Entries shown
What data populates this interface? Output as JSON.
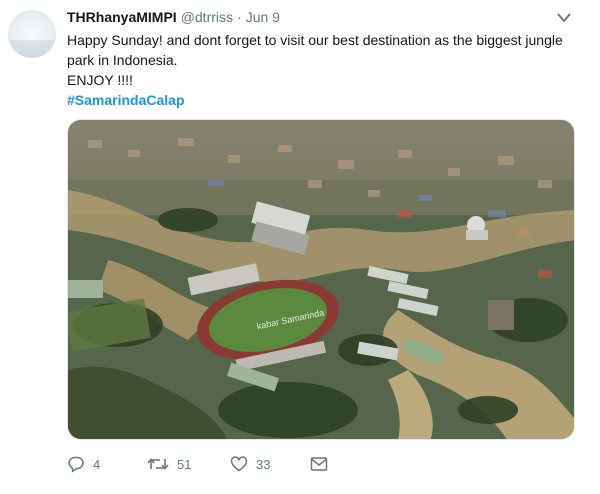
{
  "tweet": {
    "author_name": "THRhanyaMIMPI",
    "handle": "@dtrriss",
    "separator": "·",
    "date": "Jun 9",
    "text_line1": "Happy Sunday! and dont forget to visit our best destination as the biggest jungle",
    "text_line2": "park in Indonesia.",
    "text_line3": "ENJOY !!!!",
    "hashtag": "#SamarindaCalap",
    "watermark": "kabar Samarinda",
    "replies": "4",
    "retweets": "51",
    "likes": "33"
  },
  "colors": {
    "link": "#1b95e0",
    "secondary_text": "#657786",
    "primary_text": "#14171a"
  },
  "icons": {
    "reply": "speech-bubble-icon",
    "retweet": "retweet-arrows-icon",
    "like": "heart-icon",
    "dm": "envelope-icon",
    "menu": "chevron-down-icon"
  }
}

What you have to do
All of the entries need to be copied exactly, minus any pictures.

Output below
What data populates this interface? Output as JSON.
{
  "tweet": {
    "author_name": "THRhanyaMIMPI",
    "handle": "@dtrriss",
    "separator": "·",
    "date": "Jun 9",
    "text_line1": "Happy Sunday! and dont forget to visit our best destination as the biggest jungle",
    "text_line2": "park in Indonesia.",
    "text_line3": "ENJOY !!!!",
    "hashtag": "#SamarindaCalap",
    "watermark": "kabar Samarinda",
    "replies": "4",
    "retweets": "51",
    "likes": "33"
  },
  "colors": {
    "link": "#1b95e0",
    "secondary_text": "#657786",
    "primary_text": "#14171a"
  },
  "icons": {
    "reply": "speech-bubble-icon",
    "retweet": "retweet-arrows-icon",
    "like": "heart-icon",
    "dm": "envelope-icon",
    "menu": "chevron-down-icon"
  }
}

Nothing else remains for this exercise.